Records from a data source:
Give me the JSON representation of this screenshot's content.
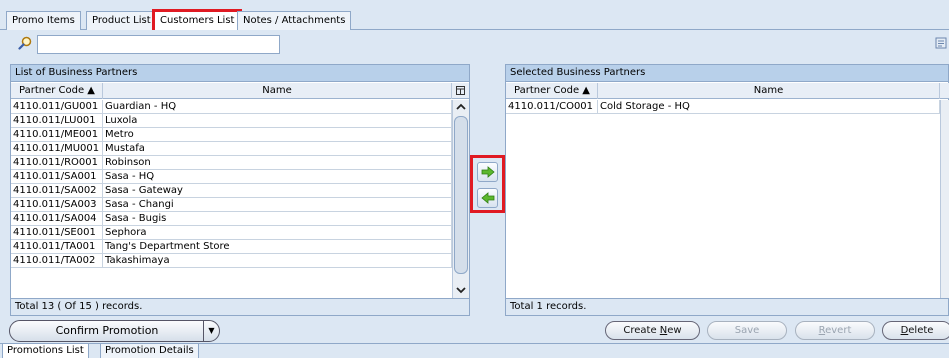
{
  "top_tabs": [
    {
      "label": "Promo Items"
    },
    {
      "label": "Product List"
    },
    {
      "label": "Customers List"
    },
    {
      "label": "Notes / Attachments"
    }
  ],
  "search": {
    "value": "",
    "placeholder": ""
  },
  "left_panel": {
    "title": "List of Business Partners",
    "columns": [
      "Partner Code ▲",
      "Name"
    ],
    "rows": [
      {
        "code": "4110.011/GU001",
        "name": "Guardian - HQ"
      },
      {
        "code": "4110.011/LU001",
        "name": "Luxola"
      },
      {
        "code": "4110.011/ME001",
        "name": "Metro"
      },
      {
        "code": "4110.011/MU001",
        "name": "Mustafa"
      },
      {
        "code": "4110.011/RO001",
        "name": "Robinson"
      },
      {
        "code": "4110.011/SA001",
        "name": "Sasa - HQ"
      },
      {
        "code": "4110.011/SA002",
        "name": "Sasa - Gateway"
      },
      {
        "code": "4110.011/SA003",
        "name": "Sasa - Changi"
      },
      {
        "code": "4110.011/SA004",
        "name": "Sasa - Bugis"
      },
      {
        "code": "4110.011/SE001",
        "name": "Sephora"
      },
      {
        "code": "4110.011/TA001",
        "name": "Tang's Department Store"
      },
      {
        "code": "4110.011/TA002",
        "name": "Takashimaya"
      }
    ],
    "footer": "Total 13 ( Of 15 ) records."
  },
  "right_panel": {
    "title": "Selected Business Partners",
    "columns": [
      "Partner Code ▲",
      "Name"
    ],
    "rows": [
      {
        "code": "4110.011/CO001",
        "name": "Cold Storage - HQ"
      }
    ],
    "footer": "Total 1 records."
  },
  "move_buttons": {
    "add_icon": "arrow-right-icon",
    "remove_icon": "arrow-left-icon"
  },
  "actions": {
    "confirm": "Confirm Promotion",
    "create_new_prefix": "Create ",
    "create_new_key": "N",
    "create_new_suffix": "ew",
    "save": "Save",
    "revert_prefix": "",
    "revert_key": "R",
    "revert_suffix": "evert",
    "delete_prefix": "",
    "delete_key": "D",
    "delete_suffix": "elete"
  },
  "bottom_tabs": [
    {
      "label": "Promotions List"
    },
    {
      "label": "Promotion Details"
    }
  ],
  "colors": {
    "highlight": "#e01a22",
    "panel_title": "#b8d0ea",
    "background": "#dce7f3"
  }
}
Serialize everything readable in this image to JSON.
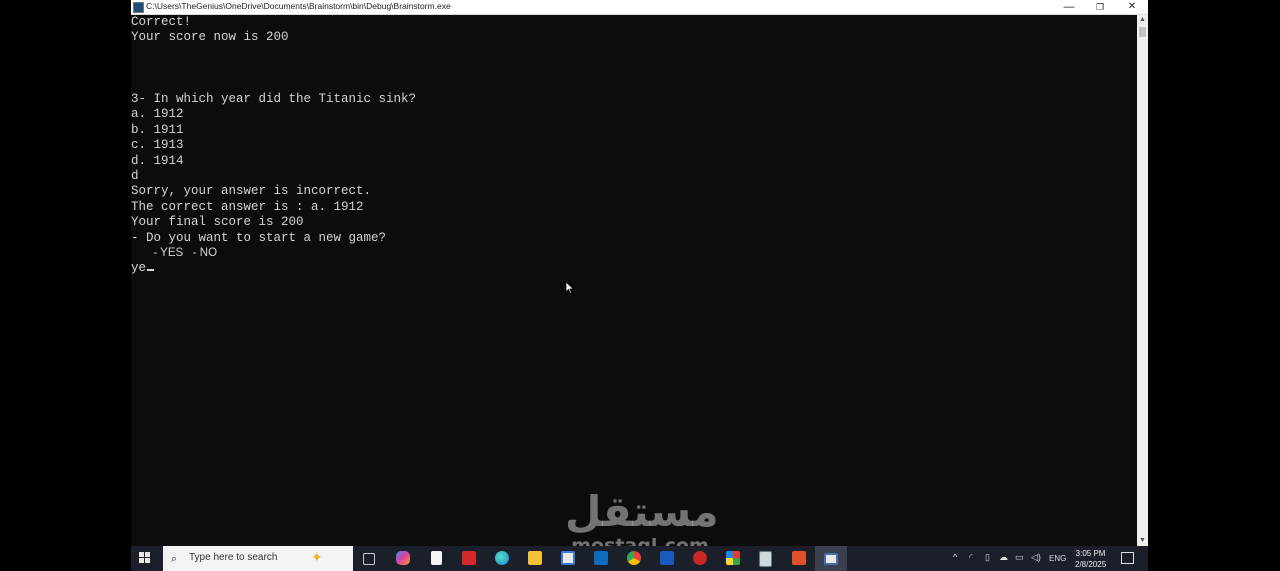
{
  "window": {
    "title": "C:\\Users\\TheGenius\\OneDrive\\Documents\\Brainstorm\\bin\\Debug\\Brainstorm.exe",
    "minimize": "—",
    "restore": "❐",
    "close": "✕"
  },
  "console": {
    "lines": [
      "Correct!",
      "Your score now is 200",
      "",
      "",
      "",
      "3- In which year did the Titanic sink?",
      "a. 1912",
      "b. 1911",
      "c. 1913",
      "d. 1914",
      "d",
      "Sorry, your answer is incorrect.",
      "The correct answer is : a. 1912",
      "Your final score is 200",
      "- Do you want to start a new game?",
      "       - YES   - NO",
      "ye"
    ]
  },
  "watermark": {
    "arabic": "مستقل",
    "latin": "mostaql.com"
  },
  "taskbar": {
    "search_placeholder": "Type here to search",
    "language": "ENG",
    "time": "3:05 PM",
    "date": "2/8/2025",
    "icons": [
      "task-view-icon",
      "copilot-icon",
      "notepad-icon",
      "acrobat-icon",
      "edge-icon",
      "file-explorer-icon",
      "store-icon",
      "outlook-icon",
      "chrome-icon",
      "word-icon",
      "app-red-icon",
      "app-grid-icon",
      "calculator-icon",
      "app-orange-icon",
      "console-app-icon"
    ]
  },
  "colors": {
    "console_bg": "#0c0c0c",
    "console_text": "#d4d4d4",
    "taskbar_bg": "#1b1f2a"
  }
}
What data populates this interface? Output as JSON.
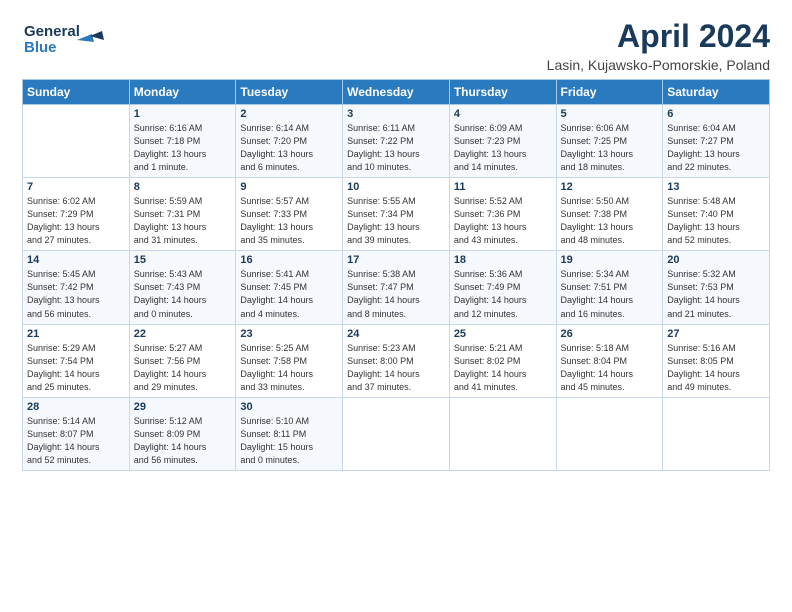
{
  "header": {
    "logo_line1": "General",
    "logo_line2": "Blue",
    "month_title": "April 2024",
    "location": "Lasin, Kujawsko-Pomorskie, Poland"
  },
  "weekdays": [
    "Sunday",
    "Monday",
    "Tuesday",
    "Wednesday",
    "Thursday",
    "Friday",
    "Saturday"
  ],
  "weeks": [
    [
      {
        "day": "",
        "info": ""
      },
      {
        "day": "1",
        "info": "Sunrise: 6:16 AM\nSunset: 7:18 PM\nDaylight: 13 hours\nand 1 minute."
      },
      {
        "day": "2",
        "info": "Sunrise: 6:14 AM\nSunset: 7:20 PM\nDaylight: 13 hours\nand 6 minutes."
      },
      {
        "day": "3",
        "info": "Sunrise: 6:11 AM\nSunset: 7:22 PM\nDaylight: 13 hours\nand 10 minutes."
      },
      {
        "day": "4",
        "info": "Sunrise: 6:09 AM\nSunset: 7:23 PM\nDaylight: 13 hours\nand 14 minutes."
      },
      {
        "day": "5",
        "info": "Sunrise: 6:06 AM\nSunset: 7:25 PM\nDaylight: 13 hours\nand 18 minutes."
      },
      {
        "day": "6",
        "info": "Sunrise: 6:04 AM\nSunset: 7:27 PM\nDaylight: 13 hours\nand 22 minutes."
      }
    ],
    [
      {
        "day": "7",
        "info": "Sunrise: 6:02 AM\nSunset: 7:29 PM\nDaylight: 13 hours\nand 27 minutes."
      },
      {
        "day": "8",
        "info": "Sunrise: 5:59 AM\nSunset: 7:31 PM\nDaylight: 13 hours\nand 31 minutes."
      },
      {
        "day": "9",
        "info": "Sunrise: 5:57 AM\nSunset: 7:33 PM\nDaylight: 13 hours\nand 35 minutes."
      },
      {
        "day": "10",
        "info": "Sunrise: 5:55 AM\nSunset: 7:34 PM\nDaylight: 13 hours\nand 39 minutes."
      },
      {
        "day": "11",
        "info": "Sunrise: 5:52 AM\nSunset: 7:36 PM\nDaylight: 13 hours\nand 43 minutes."
      },
      {
        "day": "12",
        "info": "Sunrise: 5:50 AM\nSunset: 7:38 PM\nDaylight: 13 hours\nand 48 minutes."
      },
      {
        "day": "13",
        "info": "Sunrise: 5:48 AM\nSunset: 7:40 PM\nDaylight: 13 hours\nand 52 minutes."
      }
    ],
    [
      {
        "day": "14",
        "info": "Sunrise: 5:45 AM\nSunset: 7:42 PM\nDaylight: 13 hours\nand 56 minutes."
      },
      {
        "day": "15",
        "info": "Sunrise: 5:43 AM\nSunset: 7:43 PM\nDaylight: 14 hours\nand 0 minutes."
      },
      {
        "day": "16",
        "info": "Sunrise: 5:41 AM\nSunset: 7:45 PM\nDaylight: 14 hours\nand 4 minutes."
      },
      {
        "day": "17",
        "info": "Sunrise: 5:38 AM\nSunset: 7:47 PM\nDaylight: 14 hours\nand 8 minutes."
      },
      {
        "day": "18",
        "info": "Sunrise: 5:36 AM\nSunset: 7:49 PM\nDaylight: 14 hours\nand 12 minutes."
      },
      {
        "day": "19",
        "info": "Sunrise: 5:34 AM\nSunset: 7:51 PM\nDaylight: 14 hours\nand 16 minutes."
      },
      {
        "day": "20",
        "info": "Sunrise: 5:32 AM\nSunset: 7:53 PM\nDaylight: 14 hours\nand 21 minutes."
      }
    ],
    [
      {
        "day": "21",
        "info": "Sunrise: 5:29 AM\nSunset: 7:54 PM\nDaylight: 14 hours\nand 25 minutes."
      },
      {
        "day": "22",
        "info": "Sunrise: 5:27 AM\nSunset: 7:56 PM\nDaylight: 14 hours\nand 29 minutes."
      },
      {
        "day": "23",
        "info": "Sunrise: 5:25 AM\nSunset: 7:58 PM\nDaylight: 14 hours\nand 33 minutes."
      },
      {
        "day": "24",
        "info": "Sunrise: 5:23 AM\nSunset: 8:00 PM\nDaylight: 14 hours\nand 37 minutes."
      },
      {
        "day": "25",
        "info": "Sunrise: 5:21 AM\nSunset: 8:02 PM\nDaylight: 14 hours\nand 41 minutes."
      },
      {
        "day": "26",
        "info": "Sunrise: 5:18 AM\nSunset: 8:04 PM\nDaylight: 14 hours\nand 45 minutes."
      },
      {
        "day": "27",
        "info": "Sunrise: 5:16 AM\nSunset: 8:05 PM\nDaylight: 14 hours\nand 49 minutes."
      }
    ],
    [
      {
        "day": "28",
        "info": "Sunrise: 5:14 AM\nSunset: 8:07 PM\nDaylight: 14 hours\nand 52 minutes."
      },
      {
        "day": "29",
        "info": "Sunrise: 5:12 AM\nSunset: 8:09 PM\nDaylight: 14 hours\nand 56 minutes."
      },
      {
        "day": "30",
        "info": "Sunrise: 5:10 AM\nSunset: 8:11 PM\nDaylight: 15 hours\nand 0 minutes."
      },
      {
        "day": "",
        "info": ""
      },
      {
        "day": "",
        "info": ""
      },
      {
        "day": "",
        "info": ""
      },
      {
        "day": "",
        "info": ""
      }
    ]
  ]
}
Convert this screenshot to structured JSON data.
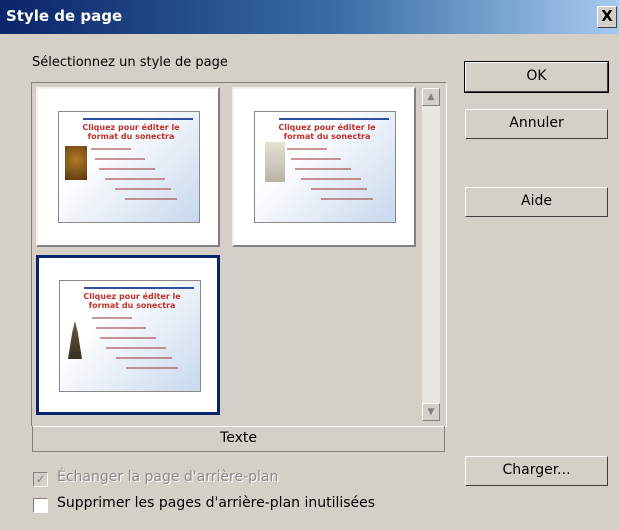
{
  "window": {
    "title": "Style de page",
    "close_label": "X"
  },
  "select_label": "Sélectionnez un style de page",
  "gallery": {
    "items": [
      {
        "heading": "Cliquez pour éditer le format du sonectra"
      },
      {
        "heading": "Cliquez pour éditer le format du sonectra"
      },
      {
        "heading": "Cliquez pour éditer le format du sonectra"
      }
    ],
    "selected_index": 2,
    "selected_name": "Texte",
    "scroll_up": "▲",
    "scroll_down": "▼"
  },
  "buttons": {
    "ok": "OK",
    "cancel": "Annuler",
    "help": "Aide",
    "load": "Charger..."
  },
  "options": {
    "exchange_background": {
      "label": "Échanger la page d'arrière-plan",
      "checked": true,
      "disabled": true
    },
    "delete_unused": {
      "label": "Supprimer les pages d'arrière-plan inutilisées",
      "checked": false,
      "disabled": false
    }
  }
}
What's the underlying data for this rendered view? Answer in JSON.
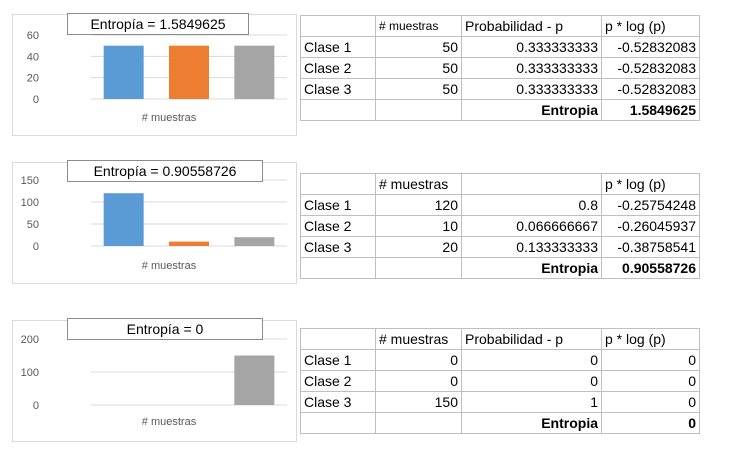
{
  "colors": {
    "blue": "#5b9bd5",
    "orange": "#ed7d31",
    "gray": "#a5a5a5",
    "grid": "#d9d9d9"
  },
  "chart_data": [
    {
      "type": "bar",
      "title": "Entropía = 1.5849625",
      "xlabel": "# muestras",
      "ylim": [
        0,
        60
      ],
      "yticks": [
        "0",
        "20",
        "40",
        "60"
      ],
      "series": [
        {
          "values": [
            50,
            50,
            50
          ]
        }
      ]
    },
    {
      "type": "bar",
      "title": "Entropía = 0.90558726",
      "xlabel": "# muestras",
      "ylim": [
        0,
        150
      ],
      "yticks": [
        "0",
        "50",
        "100",
        "150"
      ],
      "series": [
        {
          "values": [
            120,
            10,
            20
          ]
        }
      ]
    },
    {
      "type": "bar",
      "title": "Entropía = 0",
      "xlabel": "# muestras",
      "ylim": [
        0,
        200
      ],
      "yticks": [
        "0",
        "100",
        "200"
      ],
      "series": [
        {
          "values": [
            0,
            0,
            150
          ]
        }
      ]
    }
  ],
  "tables": [
    {
      "headers": [
        "",
        "# muestras",
        "Probabilidad - p",
        "p * log (p)"
      ],
      "rows": [
        [
          "Clase 1",
          "50",
          "0.333333333",
          "-0.52832083"
        ],
        [
          "Clase 2",
          "50",
          "0.333333333",
          "-0.52832083"
        ],
        [
          "Clase 3",
          "50",
          "0.333333333",
          "-0.52832083"
        ]
      ],
      "total_label": "Entropia",
      "total_value": "1.5849625"
    },
    {
      "headers": [
        "",
        "# muestras",
        "",
        "p * log (p)"
      ],
      "rows": [
        [
          "Clase 1",
          "120",
          "0.8",
          "-0.25754248"
        ],
        [
          "Clase 2",
          "10",
          "0.066666667",
          "-0.26045937"
        ],
        [
          "Clase 3",
          "20",
          "0.133333333",
          "-0.38758541"
        ]
      ],
      "total_label": "Entropia",
      "total_value": "0.90558726"
    },
    {
      "headers": [
        "",
        "# muestras",
        "Probabilidad - p",
        "p * log (p)"
      ],
      "rows": [
        [
          "Clase 1",
          "0",
          "0",
          "0"
        ],
        [
          "Clase 2",
          "0",
          "0",
          "0"
        ],
        [
          "Clase 3",
          "150",
          "1",
          "0"
        ]
      ],
      "total_label": "Entropia",
      "total_value": "0"
    }
  ]
}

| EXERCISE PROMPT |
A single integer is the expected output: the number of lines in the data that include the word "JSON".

| RESPONSE FOR THIS EXERCISE |
5